▶ **PROBLEM TO SOLVE**
Check every line of the data below for the word "postgresql". Copy the ones that have it.

++++++++

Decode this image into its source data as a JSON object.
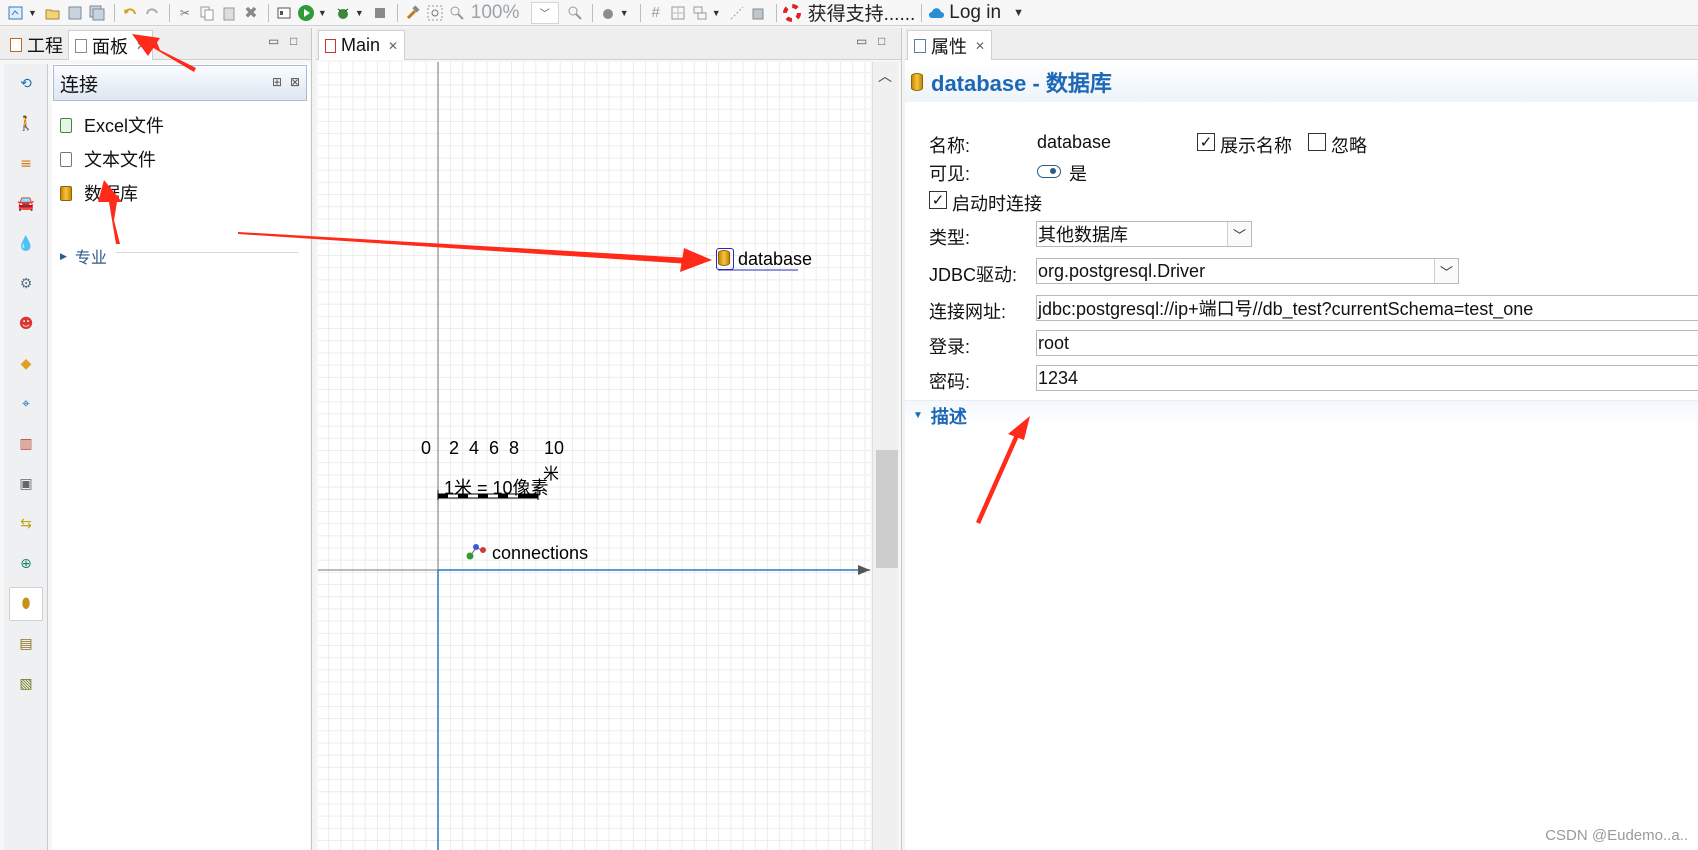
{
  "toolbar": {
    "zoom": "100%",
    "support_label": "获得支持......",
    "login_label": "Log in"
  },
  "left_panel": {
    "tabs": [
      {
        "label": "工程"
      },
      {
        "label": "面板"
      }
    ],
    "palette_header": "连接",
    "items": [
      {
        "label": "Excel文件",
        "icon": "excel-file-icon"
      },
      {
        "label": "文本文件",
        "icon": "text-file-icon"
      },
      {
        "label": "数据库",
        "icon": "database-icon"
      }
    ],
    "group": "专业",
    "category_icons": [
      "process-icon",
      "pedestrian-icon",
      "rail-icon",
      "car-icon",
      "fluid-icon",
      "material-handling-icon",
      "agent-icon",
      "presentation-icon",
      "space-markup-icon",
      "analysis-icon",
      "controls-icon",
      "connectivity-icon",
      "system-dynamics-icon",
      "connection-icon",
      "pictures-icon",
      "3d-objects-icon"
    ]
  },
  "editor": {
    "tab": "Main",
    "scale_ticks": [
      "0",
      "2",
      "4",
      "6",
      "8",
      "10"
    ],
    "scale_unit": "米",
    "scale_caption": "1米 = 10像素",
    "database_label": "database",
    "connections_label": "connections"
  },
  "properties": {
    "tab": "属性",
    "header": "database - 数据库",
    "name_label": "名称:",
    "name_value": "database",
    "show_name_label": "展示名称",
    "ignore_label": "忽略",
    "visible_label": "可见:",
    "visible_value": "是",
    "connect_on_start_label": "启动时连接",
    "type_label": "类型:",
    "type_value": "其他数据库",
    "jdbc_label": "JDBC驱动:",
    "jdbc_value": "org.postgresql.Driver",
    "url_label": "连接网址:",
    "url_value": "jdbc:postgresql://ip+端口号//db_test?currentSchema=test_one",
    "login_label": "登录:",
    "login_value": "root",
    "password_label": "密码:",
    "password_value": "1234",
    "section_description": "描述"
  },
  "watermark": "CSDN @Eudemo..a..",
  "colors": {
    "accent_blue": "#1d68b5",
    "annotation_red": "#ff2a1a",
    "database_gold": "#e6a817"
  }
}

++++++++

▶ **WRITTEN SOLUTION**
    "jdbc_value": "org.postgresql.Driver",
    "url_value": "jdbc:postgresql://ip+端口号//db_test?currentSchema=test_one",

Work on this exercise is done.